───── RECORDS SUPPLIED

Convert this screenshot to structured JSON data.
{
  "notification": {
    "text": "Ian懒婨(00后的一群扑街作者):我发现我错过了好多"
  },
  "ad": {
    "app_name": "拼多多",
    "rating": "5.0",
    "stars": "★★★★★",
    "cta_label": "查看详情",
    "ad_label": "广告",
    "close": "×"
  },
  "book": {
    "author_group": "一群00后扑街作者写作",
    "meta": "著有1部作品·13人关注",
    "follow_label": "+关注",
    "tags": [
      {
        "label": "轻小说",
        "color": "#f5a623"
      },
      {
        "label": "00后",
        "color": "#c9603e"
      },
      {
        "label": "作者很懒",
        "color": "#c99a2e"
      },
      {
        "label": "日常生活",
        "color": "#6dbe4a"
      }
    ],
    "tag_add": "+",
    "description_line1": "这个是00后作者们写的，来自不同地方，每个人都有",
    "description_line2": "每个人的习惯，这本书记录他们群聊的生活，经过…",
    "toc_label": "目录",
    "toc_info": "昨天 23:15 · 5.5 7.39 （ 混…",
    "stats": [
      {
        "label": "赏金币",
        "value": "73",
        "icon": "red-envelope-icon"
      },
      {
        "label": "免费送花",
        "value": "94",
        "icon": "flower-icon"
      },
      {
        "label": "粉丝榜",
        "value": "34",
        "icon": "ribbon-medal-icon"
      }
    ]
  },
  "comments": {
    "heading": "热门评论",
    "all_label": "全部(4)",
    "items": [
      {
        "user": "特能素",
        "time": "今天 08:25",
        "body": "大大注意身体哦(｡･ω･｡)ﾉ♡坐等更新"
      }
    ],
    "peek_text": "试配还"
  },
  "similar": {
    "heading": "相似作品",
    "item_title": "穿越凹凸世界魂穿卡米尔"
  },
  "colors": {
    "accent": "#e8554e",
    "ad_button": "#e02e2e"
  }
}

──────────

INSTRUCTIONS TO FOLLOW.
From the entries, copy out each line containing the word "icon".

WRITTEN ANSWER.
        "icon": "red-envelope-icon"
        "icon": "flower-icon"
        "icon": "ribbon-medal-icon"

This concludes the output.